Assignment
Every line containing the string "causing" should be returned from the records.

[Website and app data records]
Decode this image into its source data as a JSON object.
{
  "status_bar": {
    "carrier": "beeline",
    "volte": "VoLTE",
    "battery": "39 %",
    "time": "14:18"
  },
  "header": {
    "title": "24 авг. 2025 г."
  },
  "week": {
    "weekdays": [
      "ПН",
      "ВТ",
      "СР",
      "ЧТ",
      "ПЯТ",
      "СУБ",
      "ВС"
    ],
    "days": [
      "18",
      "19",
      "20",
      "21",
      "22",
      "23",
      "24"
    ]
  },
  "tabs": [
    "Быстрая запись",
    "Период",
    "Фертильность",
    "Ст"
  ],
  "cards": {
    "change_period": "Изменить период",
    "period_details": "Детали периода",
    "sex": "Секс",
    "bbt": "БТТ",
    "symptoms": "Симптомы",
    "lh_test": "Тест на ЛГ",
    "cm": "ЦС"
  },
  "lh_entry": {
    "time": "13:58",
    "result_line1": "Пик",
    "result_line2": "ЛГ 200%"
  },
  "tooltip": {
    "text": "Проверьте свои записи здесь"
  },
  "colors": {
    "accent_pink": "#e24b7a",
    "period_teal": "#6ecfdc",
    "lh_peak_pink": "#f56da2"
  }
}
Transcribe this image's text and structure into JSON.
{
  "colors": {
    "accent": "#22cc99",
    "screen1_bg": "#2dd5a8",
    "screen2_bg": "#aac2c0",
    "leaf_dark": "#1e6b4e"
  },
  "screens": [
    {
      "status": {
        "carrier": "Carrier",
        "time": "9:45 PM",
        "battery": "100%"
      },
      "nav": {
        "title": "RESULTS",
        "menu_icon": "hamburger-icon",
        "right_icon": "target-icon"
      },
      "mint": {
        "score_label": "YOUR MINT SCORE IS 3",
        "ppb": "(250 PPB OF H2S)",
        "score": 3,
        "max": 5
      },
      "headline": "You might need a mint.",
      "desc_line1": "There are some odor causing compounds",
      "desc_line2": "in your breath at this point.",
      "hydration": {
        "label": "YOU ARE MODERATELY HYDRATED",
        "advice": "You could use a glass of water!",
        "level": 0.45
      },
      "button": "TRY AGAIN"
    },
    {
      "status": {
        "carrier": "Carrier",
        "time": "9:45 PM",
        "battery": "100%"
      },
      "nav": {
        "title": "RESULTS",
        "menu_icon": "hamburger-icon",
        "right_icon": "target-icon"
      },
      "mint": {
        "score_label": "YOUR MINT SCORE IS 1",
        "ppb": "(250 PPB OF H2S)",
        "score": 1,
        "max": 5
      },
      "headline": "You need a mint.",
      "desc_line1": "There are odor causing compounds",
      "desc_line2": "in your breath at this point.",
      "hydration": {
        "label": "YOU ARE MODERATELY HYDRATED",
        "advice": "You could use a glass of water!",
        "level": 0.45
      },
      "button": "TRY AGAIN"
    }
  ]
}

Worked solution
      "desc_line1": "There are some odor causing compounds",
      "desc_line1": "There are odor causing compounds",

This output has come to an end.